    1) Subsidize the low price of the hardware with sales of apps in an app store; this allows both MS and Apple to sell the tablet hardware at low costs.
    2) Create the hardware and only modify the OS with added value features and pre-installed exlusive apps. This is where Android / Kindle fit in.

    How could Nokia compete? It would take some combination of the 1) and 2) which they might be able to do, but it will be hard.
    • Google and Amazon, perhaps. Apple, no

      Apple's actually selling a pricey tablet. Sure, they are half the price of their cheapest laptop. Then again, the iPad entry level of $499 is actually higher than the average selling price of a full PC in the USA. Yes, Apple is "only" making 25-30% profit margins on the iPad 3, before your first trip to the iTunes store. That's weak by Apple's usual 40%+ markups, but any other company in the business would be happy at about half of that. It's not a shock that Google can sell a more powerful tablet at 2/5th the price, at a small profit.

      There's a mistake in here somewhere over what a tablet ought to cost. You're basically starting at the price of a netbook and tossing things out, out replacing them with cheaper things. Out goes a $40-$60 Intel chipset, in goes a $15 ARM. Cut RAM by 1/2 and storage by 3/4, remove keyboard and ports. Cut the battery in half (except iPad 3), replace Windows with something free or nearly so (yeah, Windows RT tablets that aren't Surface will have a $75 or so handicap here).
  • Nokia could make premium Windows RT tablets

    No RT tablet announced so far has a digitizer, so you can use only a stubby capacitive touchscreen stylus with them which limits what you can do with graphics apps and especially OneNote. Nokia uses a super sensitive touchscreen tech in Lumia 920 which allows using any simple pointy metal object as a stylus.

    If you built an RT tablet with that, right now it would be a major selling point and if you styled it like the 920, it would sell like hot cakes ...so of course Nokia won't do it, or if they do, it will be an AT$T exclusive. Somebody at Nokia wants the company to go bankrupt.
    Joe Acerbic
  • Pre-paid WP first, please.

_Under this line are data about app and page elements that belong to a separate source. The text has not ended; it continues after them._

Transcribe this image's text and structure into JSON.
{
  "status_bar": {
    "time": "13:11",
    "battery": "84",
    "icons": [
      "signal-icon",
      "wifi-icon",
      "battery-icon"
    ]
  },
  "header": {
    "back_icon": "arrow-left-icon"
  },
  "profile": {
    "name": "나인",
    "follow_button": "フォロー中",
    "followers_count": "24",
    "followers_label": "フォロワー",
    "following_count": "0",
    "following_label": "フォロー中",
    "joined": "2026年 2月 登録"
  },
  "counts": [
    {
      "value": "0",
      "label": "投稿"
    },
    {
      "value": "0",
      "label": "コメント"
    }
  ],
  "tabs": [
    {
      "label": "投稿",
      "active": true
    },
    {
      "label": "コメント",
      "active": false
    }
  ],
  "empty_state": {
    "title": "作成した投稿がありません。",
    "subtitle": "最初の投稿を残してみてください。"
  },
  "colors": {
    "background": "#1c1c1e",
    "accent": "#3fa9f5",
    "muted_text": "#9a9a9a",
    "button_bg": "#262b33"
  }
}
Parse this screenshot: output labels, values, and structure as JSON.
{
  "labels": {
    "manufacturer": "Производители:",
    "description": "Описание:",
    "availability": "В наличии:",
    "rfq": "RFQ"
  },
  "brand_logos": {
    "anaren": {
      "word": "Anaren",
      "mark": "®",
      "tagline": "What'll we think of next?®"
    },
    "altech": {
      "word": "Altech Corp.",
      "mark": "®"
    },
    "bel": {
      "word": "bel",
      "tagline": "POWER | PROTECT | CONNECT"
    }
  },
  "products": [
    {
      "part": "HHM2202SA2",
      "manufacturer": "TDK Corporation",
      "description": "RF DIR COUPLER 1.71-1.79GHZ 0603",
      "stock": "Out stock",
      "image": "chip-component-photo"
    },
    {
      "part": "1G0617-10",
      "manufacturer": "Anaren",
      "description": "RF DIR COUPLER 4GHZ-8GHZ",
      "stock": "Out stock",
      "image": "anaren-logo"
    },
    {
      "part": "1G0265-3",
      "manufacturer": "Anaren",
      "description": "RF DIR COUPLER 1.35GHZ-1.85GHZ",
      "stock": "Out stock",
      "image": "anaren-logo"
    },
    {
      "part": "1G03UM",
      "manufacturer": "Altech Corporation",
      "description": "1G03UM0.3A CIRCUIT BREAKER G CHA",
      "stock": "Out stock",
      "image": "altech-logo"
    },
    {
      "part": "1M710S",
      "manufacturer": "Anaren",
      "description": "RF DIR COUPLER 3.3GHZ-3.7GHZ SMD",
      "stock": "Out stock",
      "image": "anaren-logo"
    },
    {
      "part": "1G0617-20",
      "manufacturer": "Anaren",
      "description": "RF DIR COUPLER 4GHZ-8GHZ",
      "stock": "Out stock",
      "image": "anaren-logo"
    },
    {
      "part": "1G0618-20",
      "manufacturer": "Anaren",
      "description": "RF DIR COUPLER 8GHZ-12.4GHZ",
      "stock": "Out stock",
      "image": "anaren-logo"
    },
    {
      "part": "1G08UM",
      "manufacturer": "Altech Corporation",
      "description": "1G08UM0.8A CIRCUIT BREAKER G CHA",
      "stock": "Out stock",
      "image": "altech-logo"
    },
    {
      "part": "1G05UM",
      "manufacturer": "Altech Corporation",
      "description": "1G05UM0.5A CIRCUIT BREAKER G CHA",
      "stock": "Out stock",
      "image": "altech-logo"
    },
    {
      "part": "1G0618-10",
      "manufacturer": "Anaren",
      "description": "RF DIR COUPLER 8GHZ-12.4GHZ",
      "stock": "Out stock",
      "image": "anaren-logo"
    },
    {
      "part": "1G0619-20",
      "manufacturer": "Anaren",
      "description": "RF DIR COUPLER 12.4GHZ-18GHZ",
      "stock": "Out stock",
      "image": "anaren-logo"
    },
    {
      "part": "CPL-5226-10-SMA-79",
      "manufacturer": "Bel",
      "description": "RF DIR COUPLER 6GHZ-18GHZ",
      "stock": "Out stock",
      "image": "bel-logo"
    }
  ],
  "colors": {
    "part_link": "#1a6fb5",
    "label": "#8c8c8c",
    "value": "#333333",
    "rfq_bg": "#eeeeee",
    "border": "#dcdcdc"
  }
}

    Nokia has no business trying to jump into the tablet race until they've gotten their smartphone cost structure down to where they can viably put $150-250 off-contract / pre-paid Windows Phone smartphones in the hands of consumers. This is a critical part of both the U.S. and non-U.S. markets that they are not addressing with WP. Their Asha lines need to be updated to few mid-range devices that squarely put them into this markets, so that they are not conceding it to Android. Again, forget about tablets and get into pre-paid BIG, Nokia!
  • rushing to market worked so well for RIM

    It may be that Nokia doesn't want to repeat the disaster that was the RIM playbook. Not only was the Playbook an epic fail as a product, it damaged the entire BlackBerry brand (which was already suffering).
    Instead of rushing to market, it is necessary to lay the groundwork that is needed to succeed. That means having a solid product, support from the telco's, and a strong ecosystem that provides content, products, and services customers want and revenue Nokia needs.
  • When will Google or Microsoft wake up to User Preference

    Users prefer devices that respect the man/machine interface. By a process of eliminating one hand at a time, they are bound to stumble upon the fact the people don't like being data entry clerks for lazy secretaries. Ever since the IBM punched card, computer systems have treated us part of their system. We're not the machine's servant! Given that Apple has shown the way to less obnoxious machines, the company to make a Chrome Book, PC Laptop or Mac that will edit text, spread sheets and presentations with forcing me to type will win a huge market share.
  • Uh Oh

    The tablet is rectangle and white and thin. They better watch out or Apple may sue them claiming they copied the iPad design.
    • It was only a matter of time before the trolls arrived.

      Being that that was not the basis of the Apple trade dress suit, what is your point?